Goal of the exercise: Go through the listing below and return each line that includes "JSON".

Data listing:
-=-=-=-=-

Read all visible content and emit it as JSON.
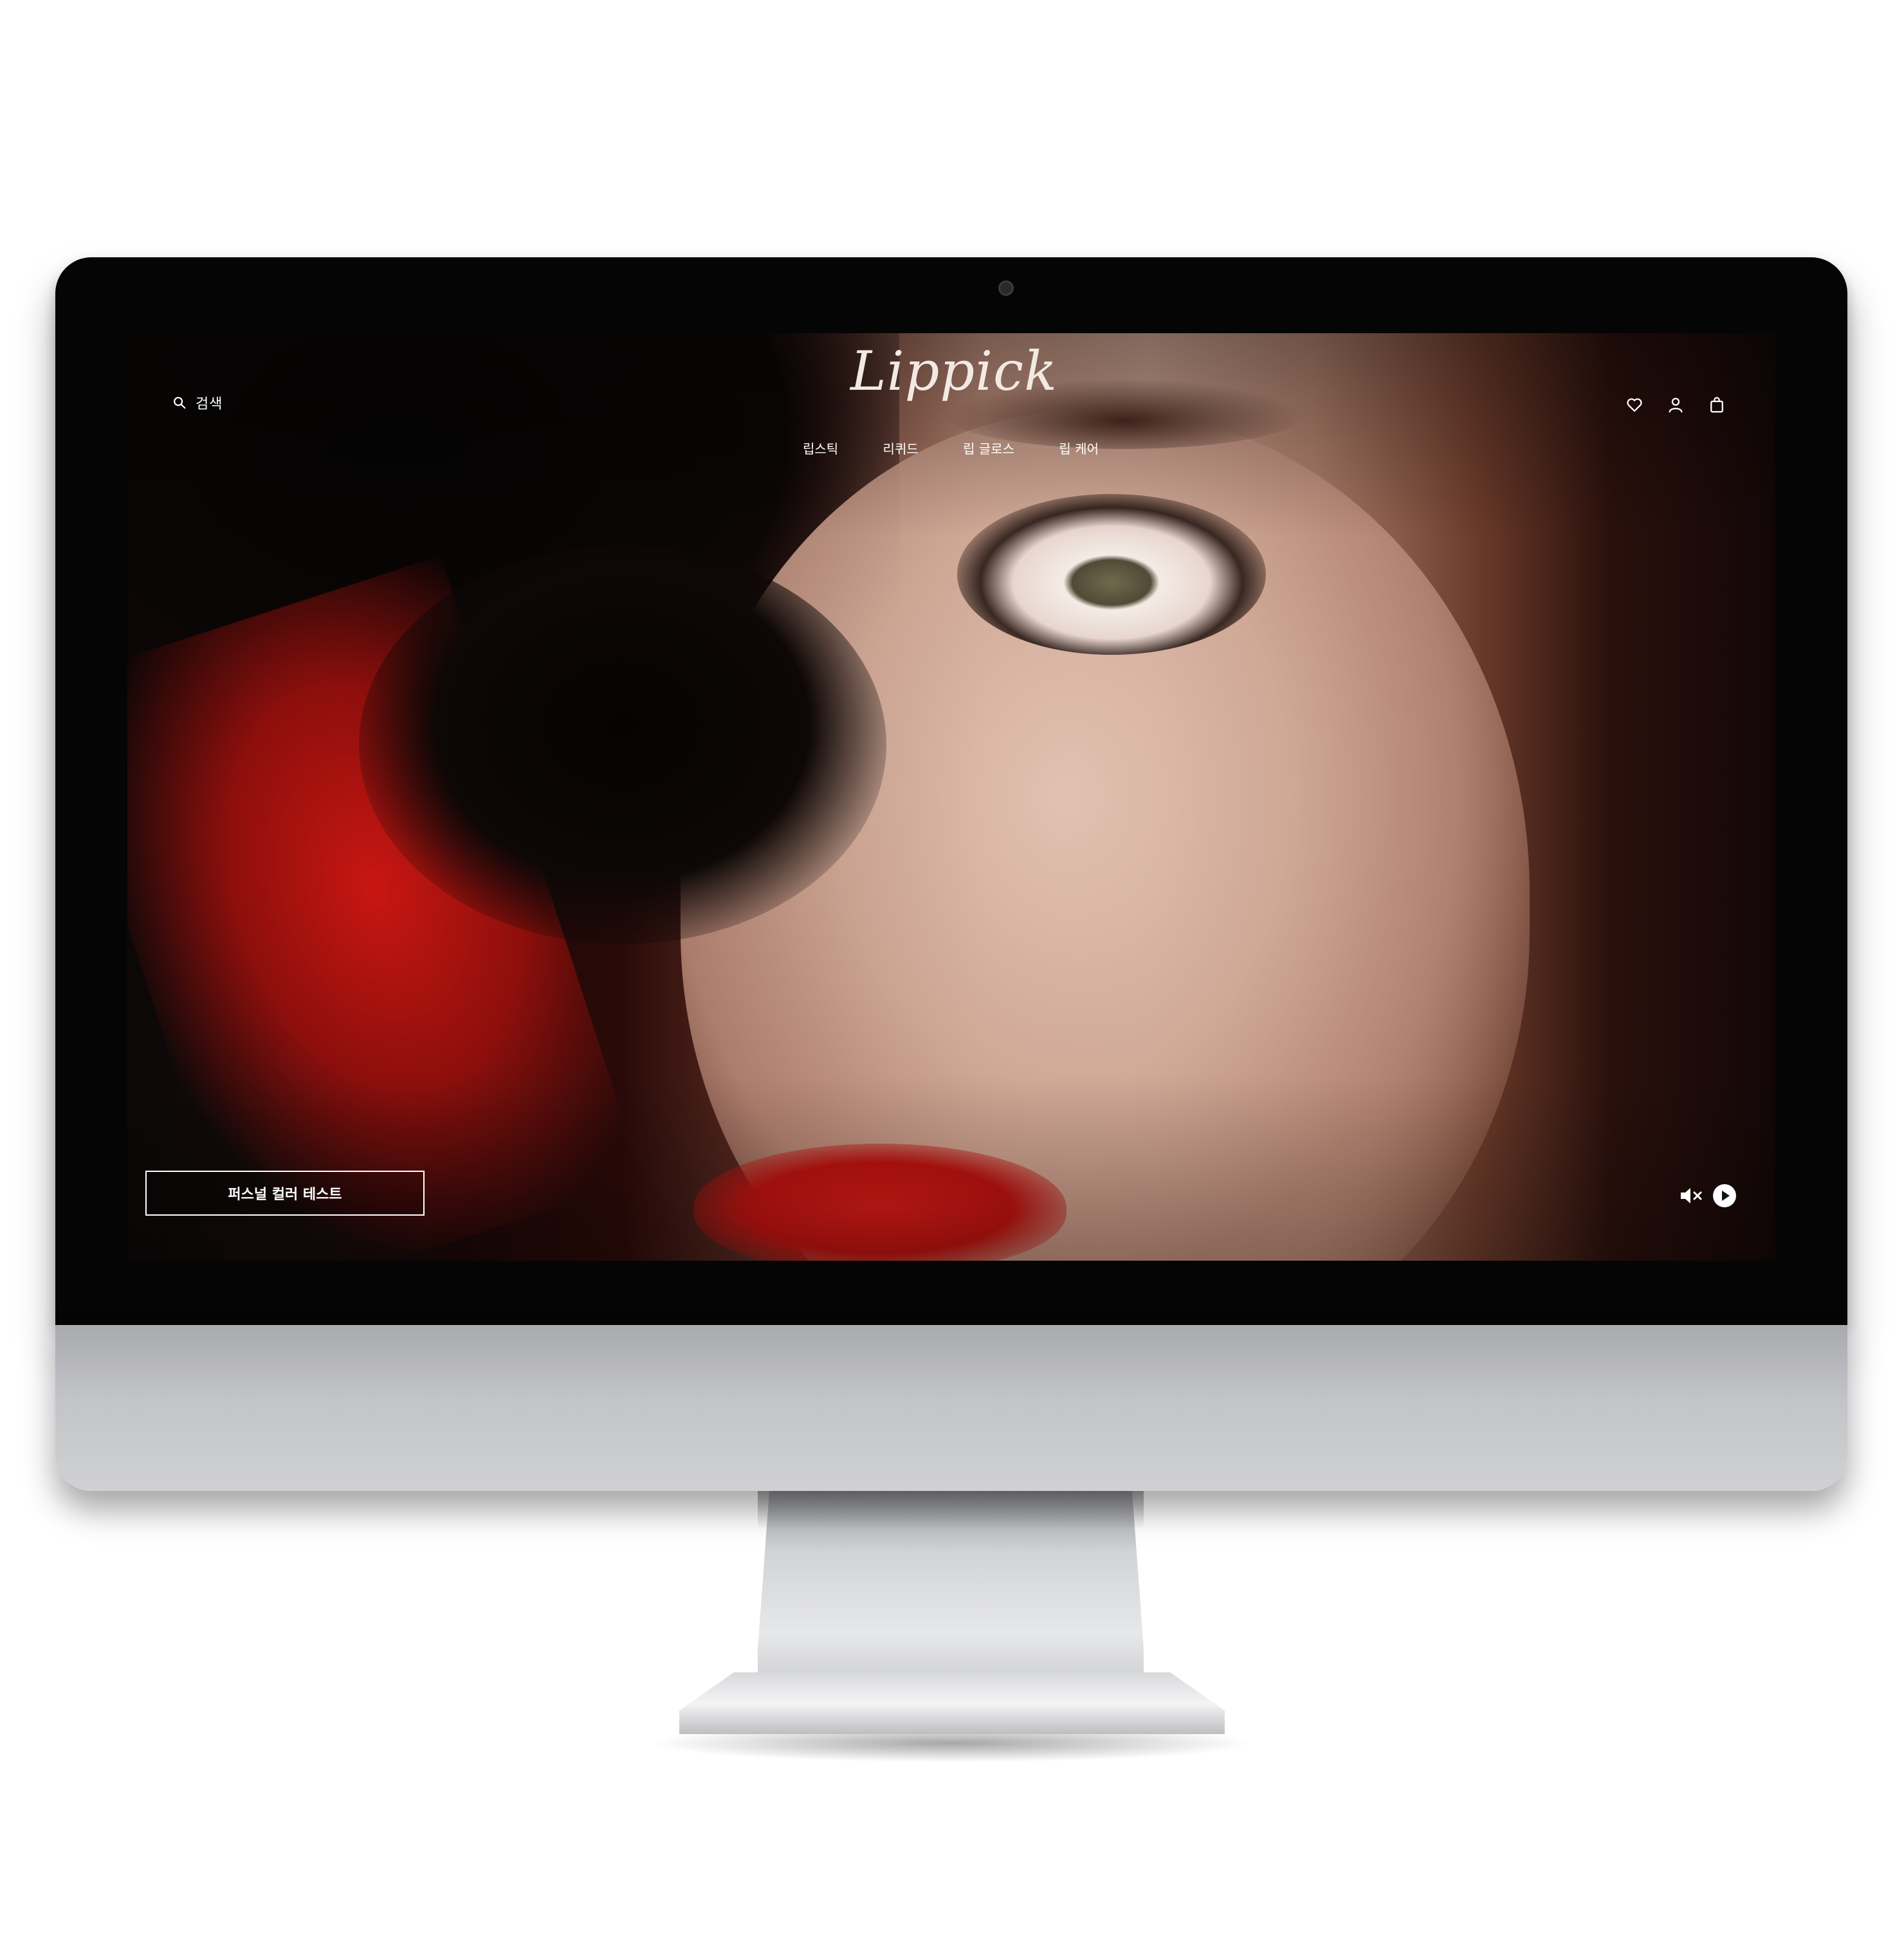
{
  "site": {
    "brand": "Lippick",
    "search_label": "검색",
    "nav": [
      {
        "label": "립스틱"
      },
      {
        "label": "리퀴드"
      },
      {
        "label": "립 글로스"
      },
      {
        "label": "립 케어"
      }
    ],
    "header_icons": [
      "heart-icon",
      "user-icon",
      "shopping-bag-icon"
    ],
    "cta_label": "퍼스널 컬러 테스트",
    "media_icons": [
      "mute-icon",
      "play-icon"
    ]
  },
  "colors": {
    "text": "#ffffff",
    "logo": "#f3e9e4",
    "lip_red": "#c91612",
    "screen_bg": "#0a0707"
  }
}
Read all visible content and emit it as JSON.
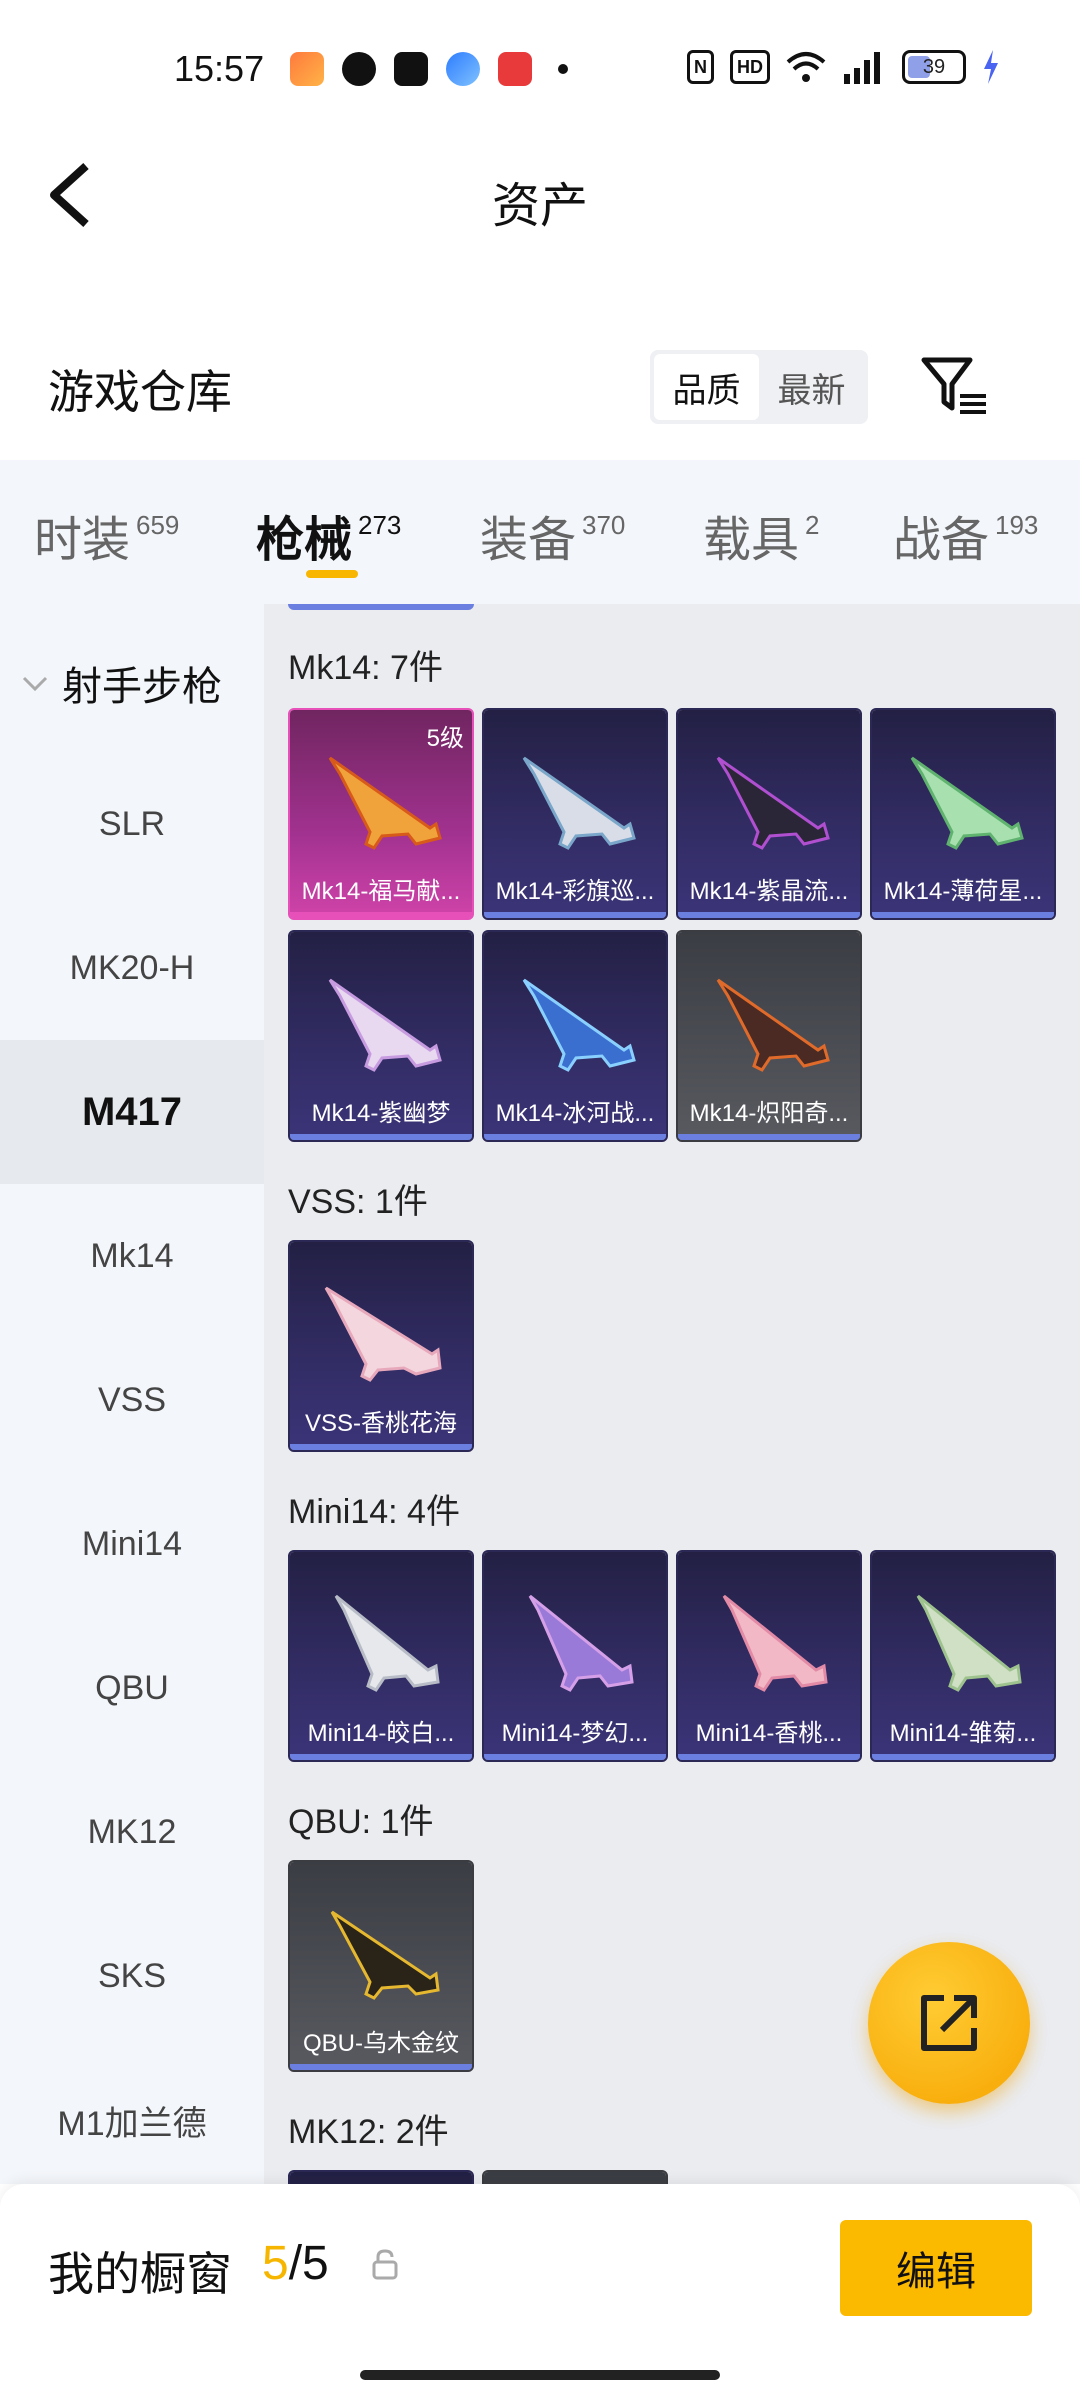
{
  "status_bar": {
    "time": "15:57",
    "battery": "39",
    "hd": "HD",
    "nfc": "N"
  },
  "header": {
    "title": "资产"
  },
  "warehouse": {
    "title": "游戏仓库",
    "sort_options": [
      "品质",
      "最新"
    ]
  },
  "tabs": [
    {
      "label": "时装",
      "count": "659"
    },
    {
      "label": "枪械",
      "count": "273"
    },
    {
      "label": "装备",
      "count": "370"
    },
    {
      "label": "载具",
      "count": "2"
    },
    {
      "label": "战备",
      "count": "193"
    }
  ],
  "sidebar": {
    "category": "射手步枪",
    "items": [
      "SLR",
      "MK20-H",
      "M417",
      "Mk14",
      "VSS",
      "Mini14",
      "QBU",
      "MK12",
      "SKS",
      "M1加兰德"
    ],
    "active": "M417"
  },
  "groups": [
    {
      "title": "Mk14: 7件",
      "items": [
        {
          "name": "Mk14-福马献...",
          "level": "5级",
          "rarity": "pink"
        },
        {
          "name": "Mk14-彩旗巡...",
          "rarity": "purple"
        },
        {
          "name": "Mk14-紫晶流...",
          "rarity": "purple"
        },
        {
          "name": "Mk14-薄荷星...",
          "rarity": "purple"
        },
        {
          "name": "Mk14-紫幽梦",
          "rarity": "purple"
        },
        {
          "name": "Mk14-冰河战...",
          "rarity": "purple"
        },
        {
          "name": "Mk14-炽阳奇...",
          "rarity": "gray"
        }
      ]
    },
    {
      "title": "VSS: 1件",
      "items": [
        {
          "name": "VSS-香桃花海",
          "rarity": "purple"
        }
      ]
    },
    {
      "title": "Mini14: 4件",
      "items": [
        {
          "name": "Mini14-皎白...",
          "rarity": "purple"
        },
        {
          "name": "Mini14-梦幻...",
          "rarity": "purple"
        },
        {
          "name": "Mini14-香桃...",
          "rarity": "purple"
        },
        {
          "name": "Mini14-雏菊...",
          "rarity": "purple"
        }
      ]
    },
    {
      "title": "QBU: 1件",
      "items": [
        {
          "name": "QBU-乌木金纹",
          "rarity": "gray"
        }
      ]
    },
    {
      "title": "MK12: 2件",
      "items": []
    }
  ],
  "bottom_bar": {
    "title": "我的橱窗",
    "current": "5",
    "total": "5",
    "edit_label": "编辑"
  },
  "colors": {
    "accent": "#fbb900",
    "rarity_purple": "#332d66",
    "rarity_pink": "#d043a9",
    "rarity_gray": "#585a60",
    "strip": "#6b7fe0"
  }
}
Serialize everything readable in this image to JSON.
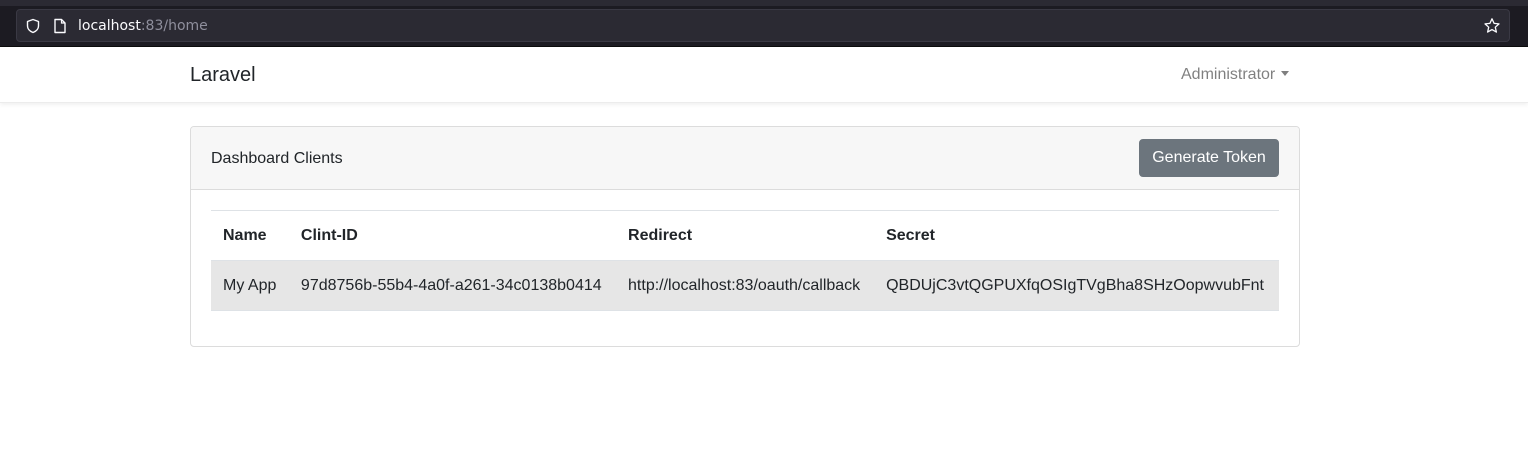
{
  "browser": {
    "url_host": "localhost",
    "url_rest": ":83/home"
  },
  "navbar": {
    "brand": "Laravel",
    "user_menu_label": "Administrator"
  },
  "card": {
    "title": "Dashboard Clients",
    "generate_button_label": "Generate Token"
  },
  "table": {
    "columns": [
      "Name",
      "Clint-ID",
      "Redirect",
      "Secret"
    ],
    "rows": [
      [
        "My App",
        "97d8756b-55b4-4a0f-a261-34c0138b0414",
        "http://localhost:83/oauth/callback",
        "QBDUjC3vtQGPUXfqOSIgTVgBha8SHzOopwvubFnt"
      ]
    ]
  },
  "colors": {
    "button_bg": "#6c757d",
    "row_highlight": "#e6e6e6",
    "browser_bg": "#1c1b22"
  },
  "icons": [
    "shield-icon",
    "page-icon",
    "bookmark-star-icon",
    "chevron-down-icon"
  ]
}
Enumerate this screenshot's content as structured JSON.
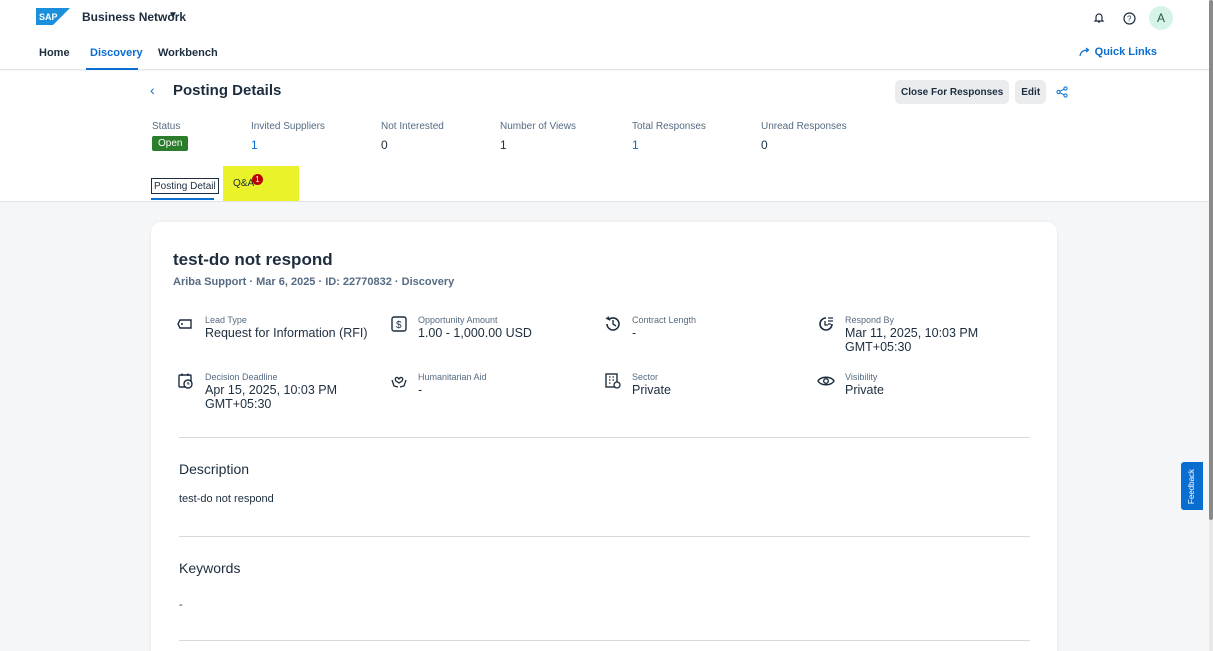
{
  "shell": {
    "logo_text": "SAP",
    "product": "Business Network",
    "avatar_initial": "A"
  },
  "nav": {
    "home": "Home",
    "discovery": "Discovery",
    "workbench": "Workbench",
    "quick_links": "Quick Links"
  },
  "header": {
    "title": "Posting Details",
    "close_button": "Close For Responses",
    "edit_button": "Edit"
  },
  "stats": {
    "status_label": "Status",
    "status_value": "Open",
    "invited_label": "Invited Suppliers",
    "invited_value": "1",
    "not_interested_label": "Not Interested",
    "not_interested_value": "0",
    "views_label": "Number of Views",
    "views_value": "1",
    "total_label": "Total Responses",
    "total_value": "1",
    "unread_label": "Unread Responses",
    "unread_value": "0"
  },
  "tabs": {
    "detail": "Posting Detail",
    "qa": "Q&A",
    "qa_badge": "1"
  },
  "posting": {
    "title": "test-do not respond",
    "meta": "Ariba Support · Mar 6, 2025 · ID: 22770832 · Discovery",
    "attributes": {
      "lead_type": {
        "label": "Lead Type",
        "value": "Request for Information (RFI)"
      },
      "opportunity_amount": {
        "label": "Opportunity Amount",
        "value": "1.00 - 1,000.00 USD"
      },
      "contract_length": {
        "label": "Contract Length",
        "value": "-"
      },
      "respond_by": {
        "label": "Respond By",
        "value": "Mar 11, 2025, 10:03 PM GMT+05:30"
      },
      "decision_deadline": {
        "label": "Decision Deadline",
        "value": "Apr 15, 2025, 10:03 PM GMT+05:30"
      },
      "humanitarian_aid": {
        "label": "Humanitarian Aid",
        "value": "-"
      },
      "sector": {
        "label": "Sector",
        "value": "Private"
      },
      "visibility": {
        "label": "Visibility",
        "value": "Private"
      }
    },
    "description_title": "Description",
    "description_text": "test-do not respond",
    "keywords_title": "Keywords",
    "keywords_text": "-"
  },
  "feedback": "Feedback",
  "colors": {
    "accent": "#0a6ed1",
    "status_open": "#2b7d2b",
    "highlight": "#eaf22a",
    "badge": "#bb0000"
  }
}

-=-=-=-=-

Solution for this exercise:
Read all visible content and emit it as JSON.
Read all visible content and emit it as JSON.
Serialize everything readable in this image to JSON.
Enumerate this screenshot's content as structured JSON.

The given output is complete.